Dec 4, 2009
Clean Coal - It is Possible
AEP selected to receive DOE funds to advance carbon dioxide capture and storage to commercial scale
American Electric Power was notified by the U.S. Department of Energy (DOE) that it was selected to receive funding through the Clean Coal Power Initiative Round 3 to pay part of the costs of installing the nation’s first commercial-scale carbon dioxide capture and storage system on its Mountaineer coal-fired power plant in New Haven, W.Va. The DOE announced the funding today.
AEP will immediately begin negotiating terms with the DOE to receive $334 million to assist with the installation of the system that will use a chilled ammonia process to capture at least 90 percent of the carbon dioxide from 235 megawatts of the plant’s 1,300 megawatts of capacity.
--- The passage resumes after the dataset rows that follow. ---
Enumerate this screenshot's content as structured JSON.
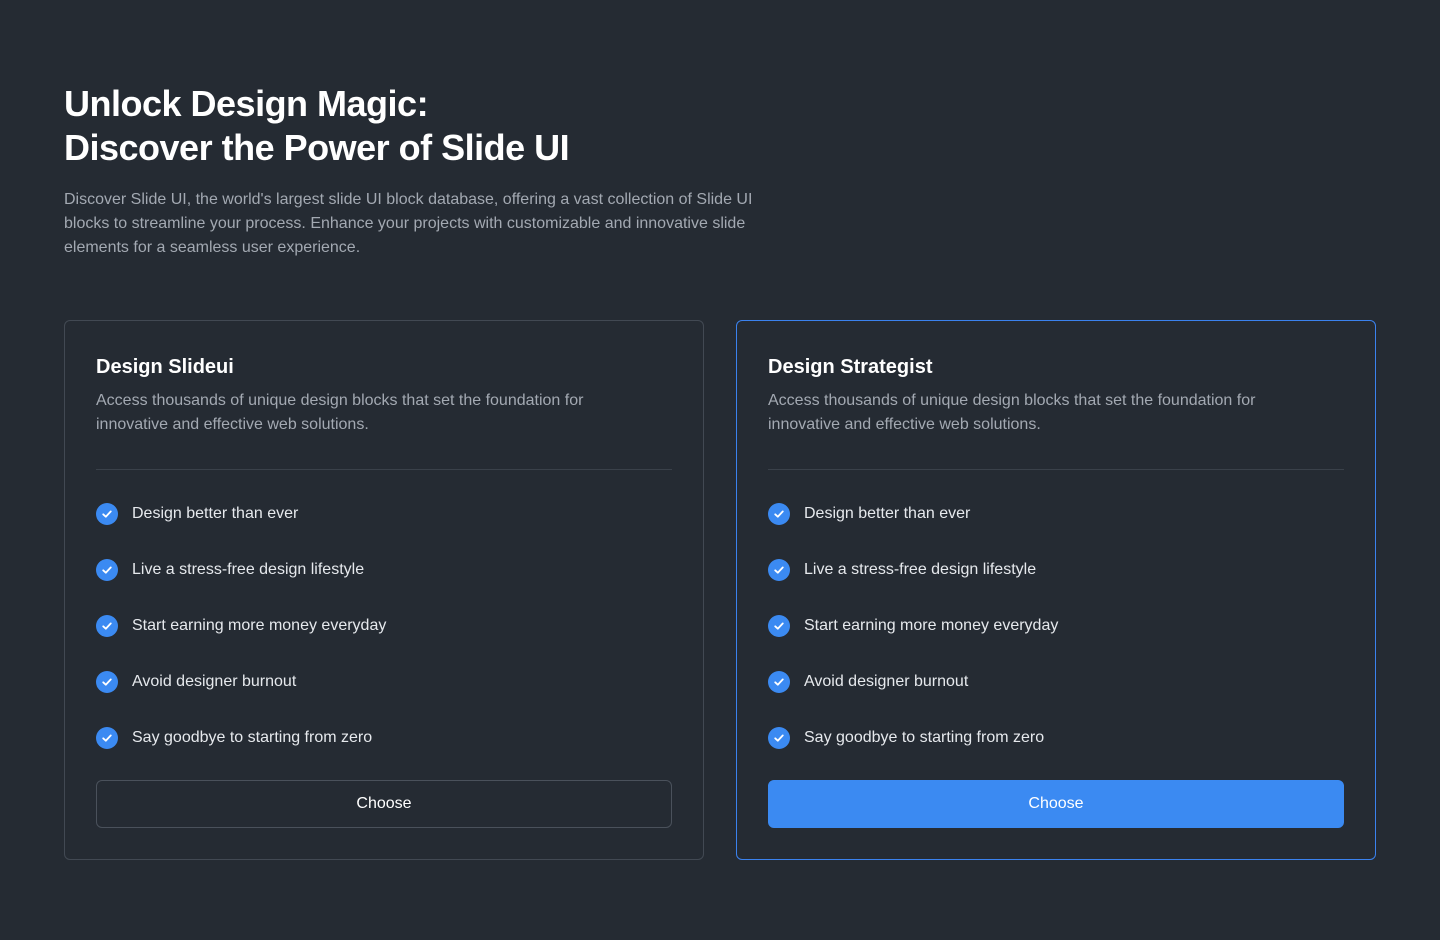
{
  "hero": {
    "title_line1": "Unlock Design Magic:",
    "title_line2": "Discover the Power of Slide UI",
    "description": "Discover Slide UI, the world's largest slide UI block database, offering a vast collection of Slide UI blocks to streamline your process. Enhance your projects with customizable and innovative slide elements for a seamless user experience."
  },
  "colors": {
    "background": "#252b33",
    "accent": "#3b8af2",
    "highlight_border": "#3b82ee",
    "card_border": "#424953",
    "muted_text": "#a3a9b2"
  },
  "cards": [
    {
      "title": "Design Slideui",
      "description": "Access thousands of unique design blocks that set the foundation for innovative and effective web solutions.",
      "features": [
        "Design better than ever",
        "Live a stress-free design lifestyle",
        "Start earning more money everyday",
        "Avoid designer burnout",
        "Say goodbye to starting from zero"
      ],
      "button_label": "Choose",
      "button_style": "outline",
      "icon": "check-circle-icon"
    },
    {
      "title": "Design Strategist",
      "description": "Access thousands of unique design blocks that set the foundation for innovative and effective web solutions.",
      "features": [
        "Design better than ever",
        "Live a stress-free design lifestyle",
        "Start earning more money everyday",
        "Avoid designer burnout",
        "Say goodbye to starting from zero"
      ],
      "button_label": "Choose",
      "button_style": "primary",
      "icon": "check-circle-icon"
    }
  ]
}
The captured carbon dioxide, approximately 1.5 million metric tons per year, will be treated and compressed, then injected into suitable geologic formations for permanent storage approximately 1.5 miles below the surface. The system will begin commercial operation in 2015, according to the company’s application for funding.
The $334 million requested by AEP is about half of the estimated cost of the system.
“We’re pleased that the DOE selected our project for funding,” said Mike Morris, AEP chairman, president and chief executive officer. “It demonstrates the agency’s recognition that commercialization of carbon capture and storage technology is an essential component in a successful climate strategy for this nation, which relies on coal-fired generation for about half of its electricity supply.
“Customers of utilities in the U.S. and abroad will benefit from the work we are doing at our Mountaineer Plant,” Morris said. “The first use of any technology comes at a higher cost than subsequent uses. The DOE funding will reduce the costs our customers face for the first commercial deployment of this technology, which will lead to lower future costs for customers of AEP and other utilities as companies retrofit existing coal-fired plants to address carbon dioxide emissions.
“We greatly appreciate the support we’ve received from West Virginia’s Washington delegation and state officials as we pursued funding to push this important technology to commercial scale,” Morris said.
For this commercial-scale project, AEP has formed a diverse technical advisory committee that includes recognized experts in the field of geologic carbon dioxide storage. This group will include participants from Schlumberger Limited, Battelle Memorial Institute, Lawrence Livermore National Laboratory, Massachusetts Institute of Technology, The Ohio State University, West Virginia University, The University of Texas, West Virginia Geological Survey, Ohio Geological Survey, CONSOL Energy, and the West Virginia Department of Commerce Division of Energy. Additionally, Battelle and Schlumberger will work directly with AEP to design and deploy the carbon dioxide storage system at Mountaineer. AEP is also in discussions with other potential international partners for the project.
AEP and Alstom began operating a smaller-scale validation of the technology in September at the Mountaineer Plant. That system captures up to 90 percent of the carbon dioxide from a slipstream of flue gas equivalent to 20 megawatts of generating capacity. The captured carbon dioxide, more than 100,000 tons a year, is being compressed and injected into suitable geologic formations for permanent storage approximately 1.5 miles below the surface. No federal funds are being used for the validation project.